WORK TO BE COMPLETED
Look below for lines that hold the string "Type" and copy each one.

AVAILABLE DATA
⟨
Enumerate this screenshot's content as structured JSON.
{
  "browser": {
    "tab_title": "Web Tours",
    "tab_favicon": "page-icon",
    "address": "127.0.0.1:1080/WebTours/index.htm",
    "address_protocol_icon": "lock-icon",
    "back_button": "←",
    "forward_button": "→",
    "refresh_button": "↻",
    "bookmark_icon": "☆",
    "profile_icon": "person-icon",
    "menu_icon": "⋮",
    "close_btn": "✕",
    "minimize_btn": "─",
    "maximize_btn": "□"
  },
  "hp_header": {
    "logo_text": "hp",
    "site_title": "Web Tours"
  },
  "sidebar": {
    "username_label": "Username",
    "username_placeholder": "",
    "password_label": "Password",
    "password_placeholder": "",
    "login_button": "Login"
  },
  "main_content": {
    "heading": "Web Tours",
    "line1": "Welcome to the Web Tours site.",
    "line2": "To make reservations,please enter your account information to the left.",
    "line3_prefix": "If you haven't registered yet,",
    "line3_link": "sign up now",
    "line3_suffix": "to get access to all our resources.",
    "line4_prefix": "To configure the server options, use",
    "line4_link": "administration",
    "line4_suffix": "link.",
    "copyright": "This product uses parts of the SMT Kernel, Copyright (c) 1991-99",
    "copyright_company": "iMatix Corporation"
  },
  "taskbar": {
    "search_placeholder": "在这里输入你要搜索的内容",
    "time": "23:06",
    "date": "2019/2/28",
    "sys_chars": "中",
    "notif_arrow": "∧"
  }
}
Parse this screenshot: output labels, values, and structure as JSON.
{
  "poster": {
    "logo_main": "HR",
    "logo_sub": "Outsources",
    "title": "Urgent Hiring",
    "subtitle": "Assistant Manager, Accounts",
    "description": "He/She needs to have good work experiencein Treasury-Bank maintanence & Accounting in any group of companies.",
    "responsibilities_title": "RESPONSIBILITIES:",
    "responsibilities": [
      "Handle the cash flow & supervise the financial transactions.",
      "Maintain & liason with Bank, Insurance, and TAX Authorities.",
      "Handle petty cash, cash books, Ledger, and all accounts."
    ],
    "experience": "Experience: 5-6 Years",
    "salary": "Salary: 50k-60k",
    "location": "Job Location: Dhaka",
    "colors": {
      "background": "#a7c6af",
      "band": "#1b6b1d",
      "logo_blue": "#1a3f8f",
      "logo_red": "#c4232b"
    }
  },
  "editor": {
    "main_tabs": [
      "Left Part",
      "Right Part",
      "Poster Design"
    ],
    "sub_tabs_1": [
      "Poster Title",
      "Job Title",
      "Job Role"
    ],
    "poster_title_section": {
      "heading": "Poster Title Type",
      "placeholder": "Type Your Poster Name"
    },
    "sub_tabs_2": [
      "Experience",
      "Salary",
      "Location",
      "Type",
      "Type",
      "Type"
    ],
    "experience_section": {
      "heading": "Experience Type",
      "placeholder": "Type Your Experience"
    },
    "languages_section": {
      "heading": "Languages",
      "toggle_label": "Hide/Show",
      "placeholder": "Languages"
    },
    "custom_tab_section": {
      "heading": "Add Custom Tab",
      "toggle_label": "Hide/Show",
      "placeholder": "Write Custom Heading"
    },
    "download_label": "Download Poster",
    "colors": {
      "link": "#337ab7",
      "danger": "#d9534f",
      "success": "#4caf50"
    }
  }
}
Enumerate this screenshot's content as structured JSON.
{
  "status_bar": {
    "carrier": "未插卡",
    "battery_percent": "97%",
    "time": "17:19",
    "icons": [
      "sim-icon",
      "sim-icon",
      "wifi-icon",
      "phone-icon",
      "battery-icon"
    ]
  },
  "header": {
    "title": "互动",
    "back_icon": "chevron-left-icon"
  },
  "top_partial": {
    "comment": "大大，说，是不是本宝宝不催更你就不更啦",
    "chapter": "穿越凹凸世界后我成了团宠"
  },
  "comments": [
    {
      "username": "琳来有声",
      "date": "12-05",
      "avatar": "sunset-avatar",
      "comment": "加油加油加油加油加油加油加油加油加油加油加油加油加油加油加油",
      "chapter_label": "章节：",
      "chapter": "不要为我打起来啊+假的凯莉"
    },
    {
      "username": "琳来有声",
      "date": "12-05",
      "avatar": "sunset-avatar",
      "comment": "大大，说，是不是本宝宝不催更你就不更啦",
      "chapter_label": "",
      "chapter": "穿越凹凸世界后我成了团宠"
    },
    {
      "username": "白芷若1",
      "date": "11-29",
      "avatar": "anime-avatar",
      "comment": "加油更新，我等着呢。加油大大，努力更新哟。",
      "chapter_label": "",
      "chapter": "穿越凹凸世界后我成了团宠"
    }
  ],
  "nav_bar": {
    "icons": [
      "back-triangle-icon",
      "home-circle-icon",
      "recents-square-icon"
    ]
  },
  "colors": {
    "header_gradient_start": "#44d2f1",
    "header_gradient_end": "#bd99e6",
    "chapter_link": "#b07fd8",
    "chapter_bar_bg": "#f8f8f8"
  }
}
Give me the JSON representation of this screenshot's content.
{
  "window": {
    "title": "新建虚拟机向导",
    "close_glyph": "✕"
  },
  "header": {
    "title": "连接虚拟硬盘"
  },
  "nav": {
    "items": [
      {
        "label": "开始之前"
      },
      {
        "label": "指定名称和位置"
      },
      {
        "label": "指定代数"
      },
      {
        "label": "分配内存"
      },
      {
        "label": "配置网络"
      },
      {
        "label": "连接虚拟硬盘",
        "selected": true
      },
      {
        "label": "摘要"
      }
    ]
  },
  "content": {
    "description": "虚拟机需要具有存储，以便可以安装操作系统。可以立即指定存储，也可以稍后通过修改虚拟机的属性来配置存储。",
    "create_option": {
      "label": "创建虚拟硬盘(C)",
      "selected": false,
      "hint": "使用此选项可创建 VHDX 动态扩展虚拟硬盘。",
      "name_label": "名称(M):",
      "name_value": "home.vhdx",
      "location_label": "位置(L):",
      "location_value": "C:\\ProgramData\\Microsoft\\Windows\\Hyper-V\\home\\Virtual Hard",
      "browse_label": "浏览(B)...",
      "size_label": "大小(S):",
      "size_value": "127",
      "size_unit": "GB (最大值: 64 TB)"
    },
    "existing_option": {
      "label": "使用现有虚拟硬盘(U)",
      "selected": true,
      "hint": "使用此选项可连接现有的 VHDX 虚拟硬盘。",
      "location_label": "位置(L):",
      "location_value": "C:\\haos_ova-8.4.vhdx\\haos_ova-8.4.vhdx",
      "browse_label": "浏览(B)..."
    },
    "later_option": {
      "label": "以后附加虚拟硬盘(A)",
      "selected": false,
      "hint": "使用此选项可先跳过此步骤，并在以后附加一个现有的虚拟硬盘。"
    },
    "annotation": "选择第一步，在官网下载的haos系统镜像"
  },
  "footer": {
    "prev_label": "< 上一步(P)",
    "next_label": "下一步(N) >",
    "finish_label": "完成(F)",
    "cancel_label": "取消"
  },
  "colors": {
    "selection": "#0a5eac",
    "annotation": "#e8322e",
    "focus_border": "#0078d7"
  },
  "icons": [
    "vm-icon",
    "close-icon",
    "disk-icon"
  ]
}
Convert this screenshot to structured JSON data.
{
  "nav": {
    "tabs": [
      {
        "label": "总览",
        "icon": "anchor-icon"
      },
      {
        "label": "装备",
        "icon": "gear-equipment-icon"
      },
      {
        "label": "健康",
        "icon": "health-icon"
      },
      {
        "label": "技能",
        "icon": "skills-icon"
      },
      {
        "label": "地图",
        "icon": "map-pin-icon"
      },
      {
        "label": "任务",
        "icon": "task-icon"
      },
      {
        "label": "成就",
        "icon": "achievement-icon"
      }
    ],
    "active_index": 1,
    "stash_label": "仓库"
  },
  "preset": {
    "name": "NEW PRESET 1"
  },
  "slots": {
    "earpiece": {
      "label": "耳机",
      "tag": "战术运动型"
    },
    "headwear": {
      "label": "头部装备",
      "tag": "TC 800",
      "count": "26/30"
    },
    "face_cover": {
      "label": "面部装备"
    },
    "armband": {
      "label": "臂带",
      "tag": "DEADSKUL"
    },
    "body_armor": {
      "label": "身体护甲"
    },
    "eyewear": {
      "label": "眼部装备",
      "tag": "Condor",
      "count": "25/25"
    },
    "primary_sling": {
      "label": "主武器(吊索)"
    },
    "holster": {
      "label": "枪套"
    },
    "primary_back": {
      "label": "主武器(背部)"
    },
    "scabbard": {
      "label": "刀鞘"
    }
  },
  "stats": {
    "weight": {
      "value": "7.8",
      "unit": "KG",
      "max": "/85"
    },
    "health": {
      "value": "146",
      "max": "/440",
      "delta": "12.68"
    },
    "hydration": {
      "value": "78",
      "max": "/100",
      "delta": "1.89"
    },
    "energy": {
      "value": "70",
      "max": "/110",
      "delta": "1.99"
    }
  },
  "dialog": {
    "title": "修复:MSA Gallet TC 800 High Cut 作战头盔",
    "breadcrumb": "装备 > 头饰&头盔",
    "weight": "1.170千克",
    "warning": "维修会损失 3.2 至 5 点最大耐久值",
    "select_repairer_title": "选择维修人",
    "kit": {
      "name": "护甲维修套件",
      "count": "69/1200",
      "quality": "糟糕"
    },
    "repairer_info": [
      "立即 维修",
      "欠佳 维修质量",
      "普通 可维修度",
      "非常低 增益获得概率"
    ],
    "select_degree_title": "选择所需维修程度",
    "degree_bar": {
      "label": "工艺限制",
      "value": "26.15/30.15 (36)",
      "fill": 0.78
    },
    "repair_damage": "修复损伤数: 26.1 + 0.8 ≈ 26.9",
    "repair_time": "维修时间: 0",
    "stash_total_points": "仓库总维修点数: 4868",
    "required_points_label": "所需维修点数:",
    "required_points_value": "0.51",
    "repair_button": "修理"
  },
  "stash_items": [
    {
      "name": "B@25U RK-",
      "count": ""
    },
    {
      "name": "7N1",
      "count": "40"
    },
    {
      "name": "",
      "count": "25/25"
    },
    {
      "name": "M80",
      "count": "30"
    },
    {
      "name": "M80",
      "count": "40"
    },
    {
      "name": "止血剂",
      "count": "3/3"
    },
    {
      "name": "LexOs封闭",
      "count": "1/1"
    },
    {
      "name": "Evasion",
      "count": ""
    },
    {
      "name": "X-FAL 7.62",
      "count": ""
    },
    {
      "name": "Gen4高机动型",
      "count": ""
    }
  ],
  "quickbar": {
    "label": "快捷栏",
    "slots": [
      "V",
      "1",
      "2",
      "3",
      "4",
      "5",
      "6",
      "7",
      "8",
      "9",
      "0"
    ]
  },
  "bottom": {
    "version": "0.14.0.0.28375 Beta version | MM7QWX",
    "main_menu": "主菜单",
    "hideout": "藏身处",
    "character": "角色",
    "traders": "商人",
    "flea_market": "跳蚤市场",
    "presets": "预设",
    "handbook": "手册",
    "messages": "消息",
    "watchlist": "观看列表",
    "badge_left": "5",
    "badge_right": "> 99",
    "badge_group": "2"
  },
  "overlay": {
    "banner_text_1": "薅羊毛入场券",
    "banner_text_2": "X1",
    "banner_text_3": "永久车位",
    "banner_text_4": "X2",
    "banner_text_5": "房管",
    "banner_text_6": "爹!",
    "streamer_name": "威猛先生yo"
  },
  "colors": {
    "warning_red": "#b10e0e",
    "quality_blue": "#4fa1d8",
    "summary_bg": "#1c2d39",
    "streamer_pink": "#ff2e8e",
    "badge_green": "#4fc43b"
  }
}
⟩
RESULT FOR THIS TASK
      "heading": "Poster Title Type",
      "placeholder": "Type Your Poster Name"
      "Type",
      "Type",
      "Type"
      "heading": "Experience Type",
      "placeholder": "Type Your Experience"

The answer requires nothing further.